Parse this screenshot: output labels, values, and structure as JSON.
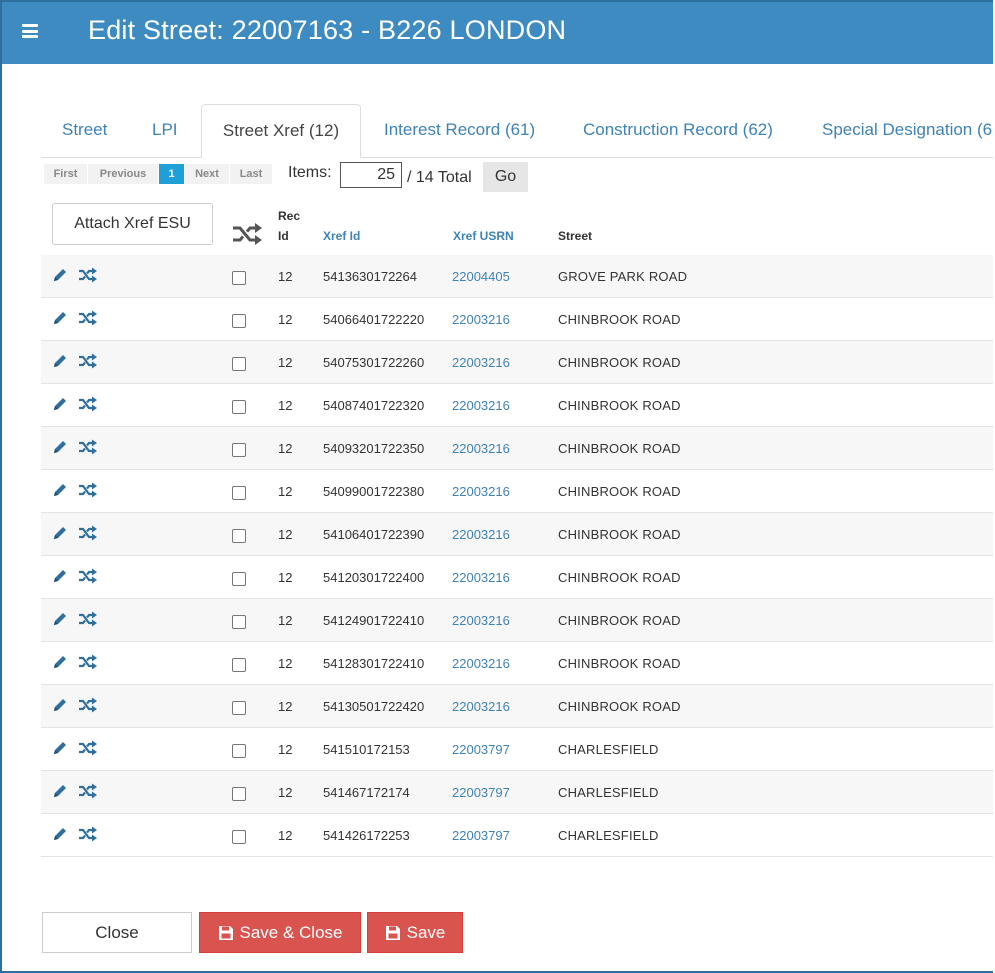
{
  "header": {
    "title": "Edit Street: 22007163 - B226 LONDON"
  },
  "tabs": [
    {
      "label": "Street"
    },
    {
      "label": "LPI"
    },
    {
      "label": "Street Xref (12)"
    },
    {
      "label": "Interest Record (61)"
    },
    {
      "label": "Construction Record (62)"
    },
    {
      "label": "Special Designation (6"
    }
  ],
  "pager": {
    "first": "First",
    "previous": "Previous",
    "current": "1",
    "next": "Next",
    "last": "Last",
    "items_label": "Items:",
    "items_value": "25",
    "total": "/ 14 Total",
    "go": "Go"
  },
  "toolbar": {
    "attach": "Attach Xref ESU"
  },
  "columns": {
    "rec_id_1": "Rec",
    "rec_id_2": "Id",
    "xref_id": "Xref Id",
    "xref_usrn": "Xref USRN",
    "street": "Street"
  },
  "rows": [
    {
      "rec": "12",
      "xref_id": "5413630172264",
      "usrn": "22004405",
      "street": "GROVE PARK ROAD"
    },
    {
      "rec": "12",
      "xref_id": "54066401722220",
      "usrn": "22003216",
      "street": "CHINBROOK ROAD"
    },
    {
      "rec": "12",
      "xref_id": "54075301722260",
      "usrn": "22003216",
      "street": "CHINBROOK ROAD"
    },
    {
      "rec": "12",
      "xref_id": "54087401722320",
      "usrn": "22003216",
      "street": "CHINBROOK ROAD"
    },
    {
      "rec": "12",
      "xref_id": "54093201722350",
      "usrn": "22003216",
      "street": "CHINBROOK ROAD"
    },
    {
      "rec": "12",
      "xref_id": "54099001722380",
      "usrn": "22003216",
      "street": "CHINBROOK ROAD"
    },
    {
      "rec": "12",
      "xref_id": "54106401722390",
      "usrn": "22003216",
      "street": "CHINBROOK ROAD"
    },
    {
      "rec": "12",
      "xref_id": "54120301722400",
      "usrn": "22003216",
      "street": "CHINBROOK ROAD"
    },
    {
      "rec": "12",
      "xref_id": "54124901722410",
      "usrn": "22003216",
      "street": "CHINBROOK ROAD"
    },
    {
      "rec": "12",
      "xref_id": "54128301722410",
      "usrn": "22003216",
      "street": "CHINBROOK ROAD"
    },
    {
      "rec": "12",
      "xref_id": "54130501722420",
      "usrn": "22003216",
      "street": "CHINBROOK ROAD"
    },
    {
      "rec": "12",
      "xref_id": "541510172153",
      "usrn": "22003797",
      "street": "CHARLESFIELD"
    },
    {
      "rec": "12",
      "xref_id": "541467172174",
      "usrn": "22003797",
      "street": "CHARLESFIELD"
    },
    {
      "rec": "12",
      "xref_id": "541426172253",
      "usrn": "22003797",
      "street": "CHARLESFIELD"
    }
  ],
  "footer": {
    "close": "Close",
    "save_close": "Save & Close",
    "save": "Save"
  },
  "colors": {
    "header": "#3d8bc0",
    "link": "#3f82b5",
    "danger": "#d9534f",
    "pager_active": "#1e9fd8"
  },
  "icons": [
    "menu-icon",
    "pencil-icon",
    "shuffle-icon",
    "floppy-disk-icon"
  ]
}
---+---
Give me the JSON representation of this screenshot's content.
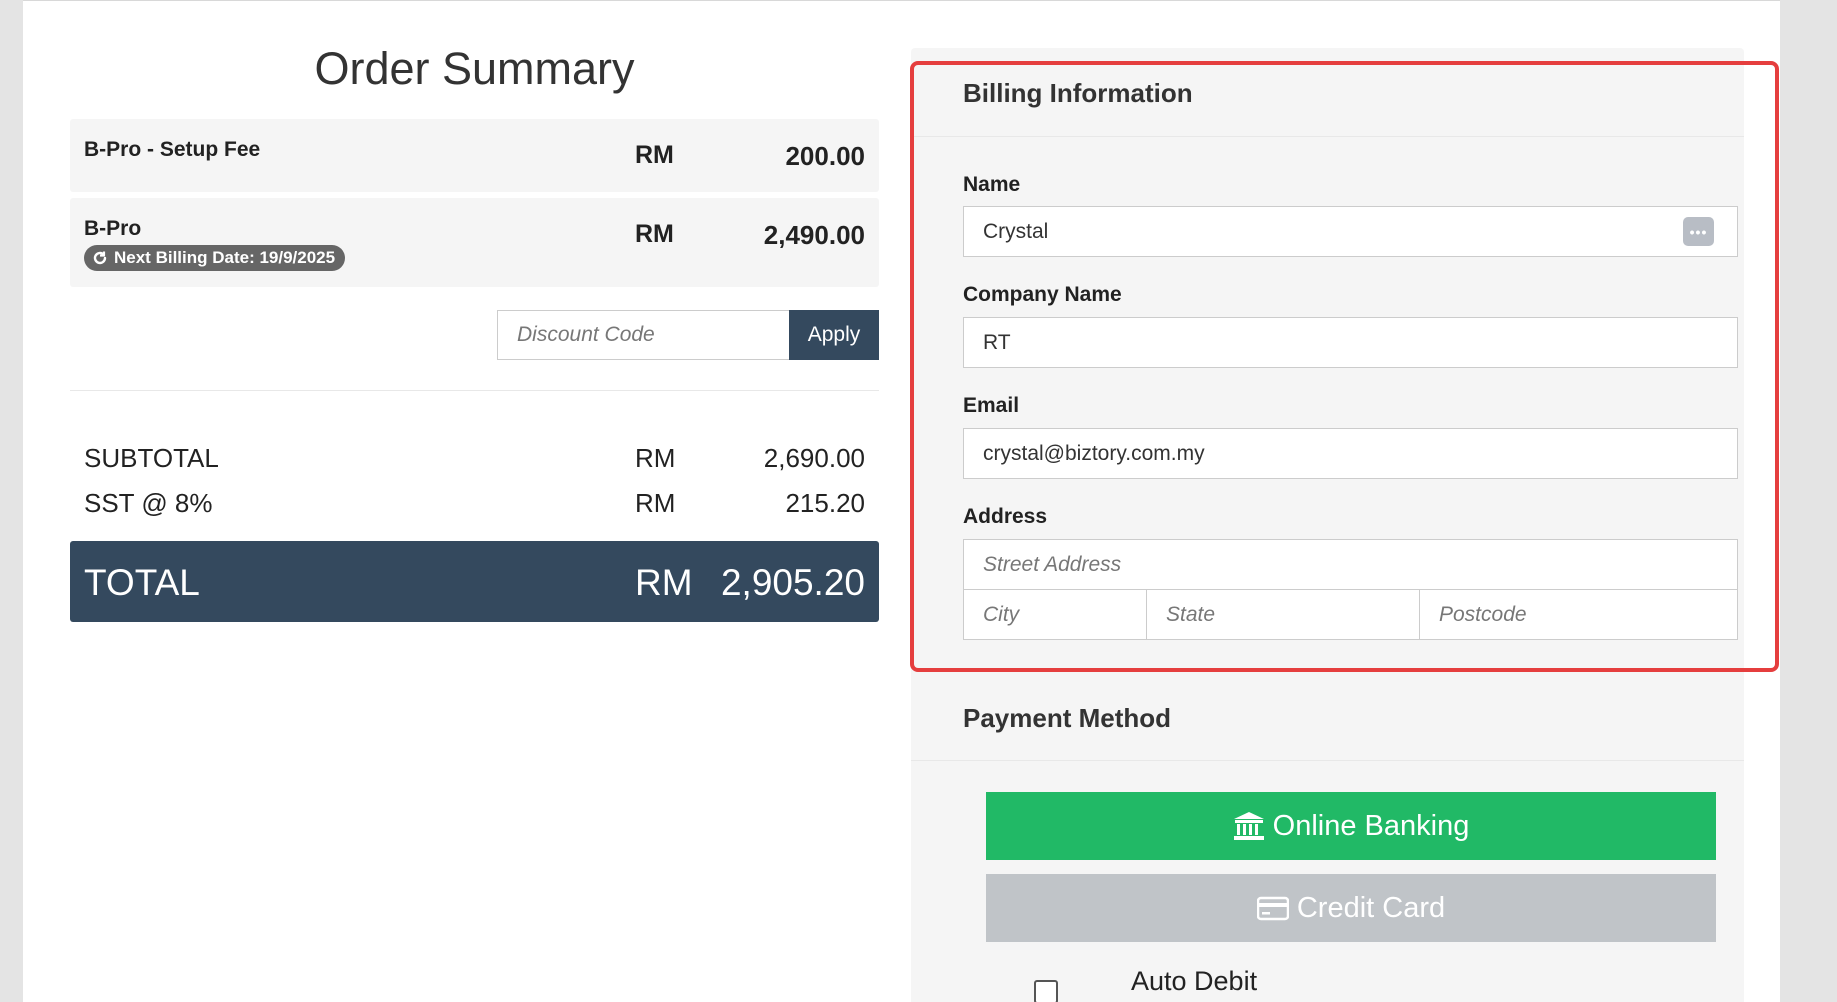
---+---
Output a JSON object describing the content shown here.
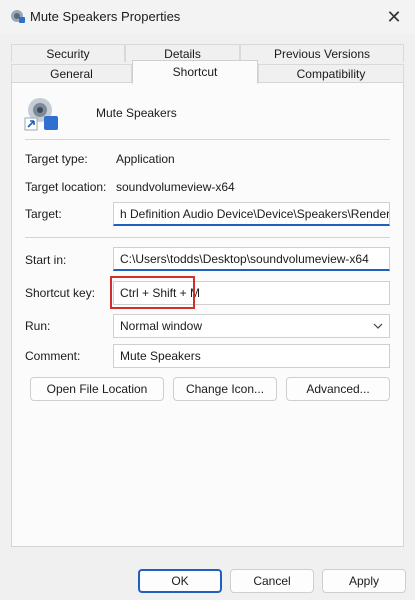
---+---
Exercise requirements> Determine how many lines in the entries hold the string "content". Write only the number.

Task solution> 2